> **Records**

===

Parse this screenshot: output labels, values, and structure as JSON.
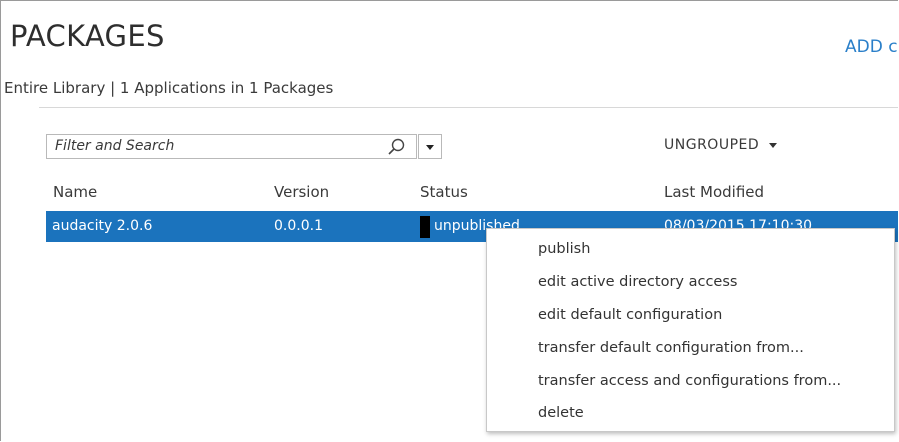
{
  "header": {
    "title": "PACKAGES",
    "add_link": "ADD c",
    "subtitle": "Entire Library | 1 Applications in 1 Packages"
  },
  "toolbar": {
    "search_placeholder": "Filter and Search",
    "search_icon": "search-icon",
    "grouping": "UNGROUPED"
  },
  "table": {
    "columns": [
      "Name",
      "Version",
      "Status",
      "Last Modified"
    ],
    "rows": [
      {
        "name": "audacity 2.0.6",
        "version": "0.0.0.1",
        "status": "unpublished",
        "modified": "08/03/2015 17:10:30"
      }
    ]
  },
  "context_menu": {
    "items": [
      "publish",
      "edit active directory access",
      "edit default configuration",
      "transfer default configuration from...",
      "transfer access and configurations from...",
      "delete"
    ]
  },
  "colors": {
    "selection": "#1b73bd",
    "link": "#2a7fc9"
  }
}
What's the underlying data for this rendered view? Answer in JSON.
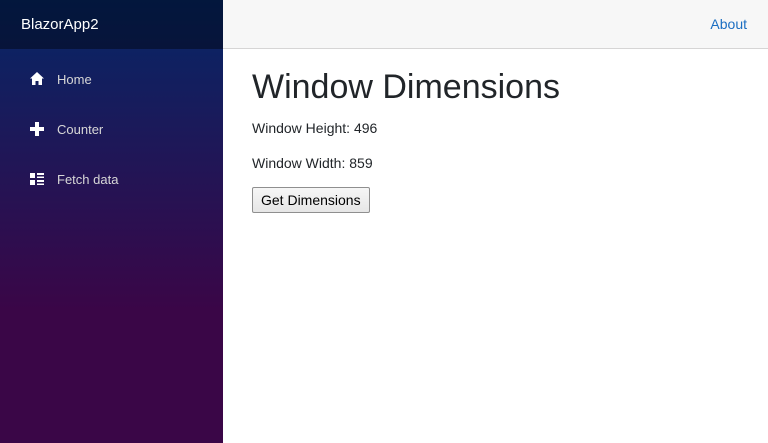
{
  "sidebar": {
    "brand": "BlazorApp2",
    "items": [
      {
        "label": "Home",
        "icon": "home-icon"
      },
      {
        "label": "Counter",
        "icon": "plus-icon"
      },
      {
        "label": "Fetch data",
        "icon": "list-rich-icon"
      }
    ]
  },
  "topbar": {
    "about_label": "About"
  },
  "main": {
    "title": "Window Dimensions",
    "height_label": "Window Height:",
    "height_value": "496",
    "width_label": "Window Width:",
    "width_value": "859",
    "button_label": "Get Dimensions"
  },
  "colors": {
    "sidebar_top": "#052767",
    "sidebar_bottom": "#3a0647",
    "link": "#1b6ec2",
    "topbar": "#f7f7f7"
  }
}
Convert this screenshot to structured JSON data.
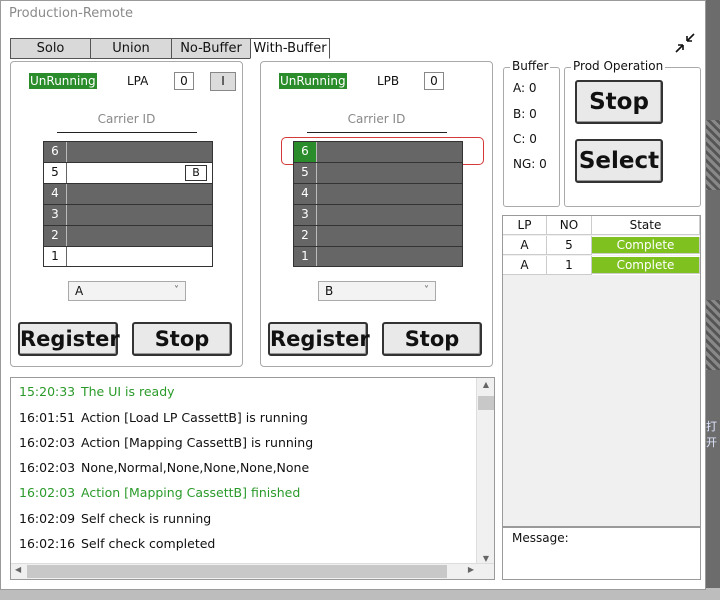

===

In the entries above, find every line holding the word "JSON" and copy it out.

Parse this screenshot: output labels, values, and structure as JSON.
What's the underlying data for this rendered view? Answer in JSON.
Convert this screenshot to structured JSON data.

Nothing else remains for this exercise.